** Data for analysis **
####

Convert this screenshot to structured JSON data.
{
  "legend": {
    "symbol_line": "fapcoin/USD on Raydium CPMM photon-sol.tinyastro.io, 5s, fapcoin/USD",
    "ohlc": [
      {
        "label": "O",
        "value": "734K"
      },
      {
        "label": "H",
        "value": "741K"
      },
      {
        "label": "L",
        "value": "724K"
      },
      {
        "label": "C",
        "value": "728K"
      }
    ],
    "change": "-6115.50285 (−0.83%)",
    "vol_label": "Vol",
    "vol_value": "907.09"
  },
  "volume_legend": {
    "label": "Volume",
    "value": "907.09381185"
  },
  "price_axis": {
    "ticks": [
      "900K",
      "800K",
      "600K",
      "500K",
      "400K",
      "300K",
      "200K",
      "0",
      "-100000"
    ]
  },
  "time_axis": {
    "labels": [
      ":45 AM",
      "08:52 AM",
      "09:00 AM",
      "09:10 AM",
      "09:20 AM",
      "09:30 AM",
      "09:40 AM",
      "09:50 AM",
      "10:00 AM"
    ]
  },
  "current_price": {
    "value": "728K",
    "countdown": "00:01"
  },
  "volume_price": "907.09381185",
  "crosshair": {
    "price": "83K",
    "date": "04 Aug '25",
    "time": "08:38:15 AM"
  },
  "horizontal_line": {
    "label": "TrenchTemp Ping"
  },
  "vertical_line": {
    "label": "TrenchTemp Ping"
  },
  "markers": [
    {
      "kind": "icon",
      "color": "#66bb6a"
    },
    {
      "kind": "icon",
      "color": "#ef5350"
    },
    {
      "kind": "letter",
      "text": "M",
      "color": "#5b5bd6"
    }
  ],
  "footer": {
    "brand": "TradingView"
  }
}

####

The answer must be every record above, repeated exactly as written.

Convert this screenshot to structured JSON data.
{
  "legend": {
    "symbol_line": "fapcoin/USD on Raydium CPMM photon-sol.tinyastro.io, 5s, fapcoin/USD",
    "ohlc": [
      {
        "label": "O",
        "value": "734K"
      },
      {
        "label": "H",
        "value": "741K"
      },
      {
        "label": "L",
        "value": "724K"
      },
      {
        "label": "C",
        "value": "728K"
      }
    ],
    "change": "-6115.50285 (−0.83%)",
    "vol_label": "Vol",
    "vol_value": "907.09"
  },
  "volume_legend": {
    "label": "Volume",
    "value": "907.09381185"
  },
  "price_axis": {
    "ticks": [
      "900K",
      "800K",
      "600K",
      "500K",
      "400K",
      "300K",
      "200K",
      "0",
      "-100000"
    ]
  },
  "time_axis": {
    "labels": [
      ":45 AM",
      "08:52 AM",
      "09:00 AM",
      "09:10 AM",
      "09:20 AM",
      "09:30 AM",
      "09:40 AM",
      "09:50 AM",
      "10:00 AM"
    ]
  },
  "current_price": {
    "value": "728K",
    "countdown": "00:01"
  },
  "volume_price": "907.09381185",
  "crosshair": {
    "price": "83K",
    "date": "04 Aug '25",
    "time": "08:38:15 AM"
  },
  "horizontal_line": {
    "label": "TrenchTemp Ping"
  },
  "vertical_line": {
    "label": "TrenchTemp Ping"
  },
  "markers": [
    {
      "kind": "icon",
      "color": "#66bb6a"
    },
    {
      "kind": "icon",
      "color": "#ef5350"
    },
    {
      "kind": "letter",
      "text": "M",
      "color": "#5b5bd6"
    }
  ],
  "footer": {
    "brand": "TradingView"
  }
}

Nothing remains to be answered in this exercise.